RECORDS SHOWN below:

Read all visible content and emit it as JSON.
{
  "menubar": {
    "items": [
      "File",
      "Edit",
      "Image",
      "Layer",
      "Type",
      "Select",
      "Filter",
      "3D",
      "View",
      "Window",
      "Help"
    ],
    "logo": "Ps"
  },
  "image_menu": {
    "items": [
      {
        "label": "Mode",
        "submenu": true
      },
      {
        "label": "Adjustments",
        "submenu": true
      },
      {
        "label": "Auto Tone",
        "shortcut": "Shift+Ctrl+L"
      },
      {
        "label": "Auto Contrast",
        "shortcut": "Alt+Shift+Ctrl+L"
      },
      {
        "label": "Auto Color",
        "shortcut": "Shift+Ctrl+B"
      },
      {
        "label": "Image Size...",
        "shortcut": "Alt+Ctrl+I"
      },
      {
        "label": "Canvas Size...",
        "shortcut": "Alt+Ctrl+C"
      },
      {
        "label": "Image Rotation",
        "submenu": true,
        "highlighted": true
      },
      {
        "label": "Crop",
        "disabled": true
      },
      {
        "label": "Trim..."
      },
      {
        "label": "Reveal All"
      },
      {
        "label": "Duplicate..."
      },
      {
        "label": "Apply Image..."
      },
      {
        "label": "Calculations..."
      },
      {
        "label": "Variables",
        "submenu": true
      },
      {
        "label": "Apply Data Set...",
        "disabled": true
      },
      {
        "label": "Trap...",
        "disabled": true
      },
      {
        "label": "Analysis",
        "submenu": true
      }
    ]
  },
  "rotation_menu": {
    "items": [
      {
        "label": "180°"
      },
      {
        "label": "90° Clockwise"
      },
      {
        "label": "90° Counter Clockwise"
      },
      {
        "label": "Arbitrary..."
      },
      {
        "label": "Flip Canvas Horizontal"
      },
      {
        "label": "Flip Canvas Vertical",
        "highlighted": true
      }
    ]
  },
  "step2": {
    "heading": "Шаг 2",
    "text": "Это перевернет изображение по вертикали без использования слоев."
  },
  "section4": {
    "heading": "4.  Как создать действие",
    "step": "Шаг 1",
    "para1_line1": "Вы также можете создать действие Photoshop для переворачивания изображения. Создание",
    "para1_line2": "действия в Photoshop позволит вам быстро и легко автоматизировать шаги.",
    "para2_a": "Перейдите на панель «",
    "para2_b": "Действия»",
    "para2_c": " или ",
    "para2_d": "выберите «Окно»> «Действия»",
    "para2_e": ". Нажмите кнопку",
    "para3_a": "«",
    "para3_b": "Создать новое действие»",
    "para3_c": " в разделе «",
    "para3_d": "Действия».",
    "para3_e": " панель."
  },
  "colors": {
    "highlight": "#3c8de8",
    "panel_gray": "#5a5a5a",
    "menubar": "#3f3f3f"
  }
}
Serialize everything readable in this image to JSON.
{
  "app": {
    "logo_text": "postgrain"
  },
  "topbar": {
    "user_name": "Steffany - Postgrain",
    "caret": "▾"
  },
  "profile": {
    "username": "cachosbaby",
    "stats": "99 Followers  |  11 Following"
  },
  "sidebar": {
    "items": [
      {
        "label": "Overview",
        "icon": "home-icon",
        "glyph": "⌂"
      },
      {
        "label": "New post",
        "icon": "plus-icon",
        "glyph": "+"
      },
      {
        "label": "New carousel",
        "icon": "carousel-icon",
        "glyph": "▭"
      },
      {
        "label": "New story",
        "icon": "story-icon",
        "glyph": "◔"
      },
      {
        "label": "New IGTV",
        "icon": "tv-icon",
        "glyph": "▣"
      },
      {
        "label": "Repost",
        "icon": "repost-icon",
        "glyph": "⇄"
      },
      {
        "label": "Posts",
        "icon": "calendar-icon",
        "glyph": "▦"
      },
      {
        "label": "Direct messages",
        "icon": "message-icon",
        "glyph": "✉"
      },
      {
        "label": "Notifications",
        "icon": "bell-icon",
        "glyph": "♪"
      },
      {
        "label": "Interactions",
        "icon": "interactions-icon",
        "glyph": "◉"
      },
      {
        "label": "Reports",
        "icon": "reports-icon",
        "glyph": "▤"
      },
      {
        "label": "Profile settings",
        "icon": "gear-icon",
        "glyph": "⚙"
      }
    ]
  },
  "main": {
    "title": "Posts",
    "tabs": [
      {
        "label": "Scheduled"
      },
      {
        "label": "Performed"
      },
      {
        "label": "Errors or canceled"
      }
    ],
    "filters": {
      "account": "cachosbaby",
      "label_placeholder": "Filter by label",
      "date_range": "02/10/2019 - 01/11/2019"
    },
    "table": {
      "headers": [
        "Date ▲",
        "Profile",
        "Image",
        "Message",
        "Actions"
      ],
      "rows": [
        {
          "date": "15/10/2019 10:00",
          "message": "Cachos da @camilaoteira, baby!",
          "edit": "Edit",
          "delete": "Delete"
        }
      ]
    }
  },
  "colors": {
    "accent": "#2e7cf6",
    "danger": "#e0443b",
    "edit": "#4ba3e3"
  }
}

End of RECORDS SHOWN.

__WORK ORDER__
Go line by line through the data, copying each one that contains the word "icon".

__RESPONSE AREA__
        "icon": "home-icon",
        "icon": "plus-icon",
        "icon": "carousel-icon",
        "icon": "story-icon",
        "icon": "tv-icon",
        "icon": "repost-icon",
        "icon": "calendar-icon",
        "icon": "message-icon",
        "icon": "bell-icon",
        "icon": "interactions-icon",
        "icon": "reports-icon",
        "icon": "gear-icon",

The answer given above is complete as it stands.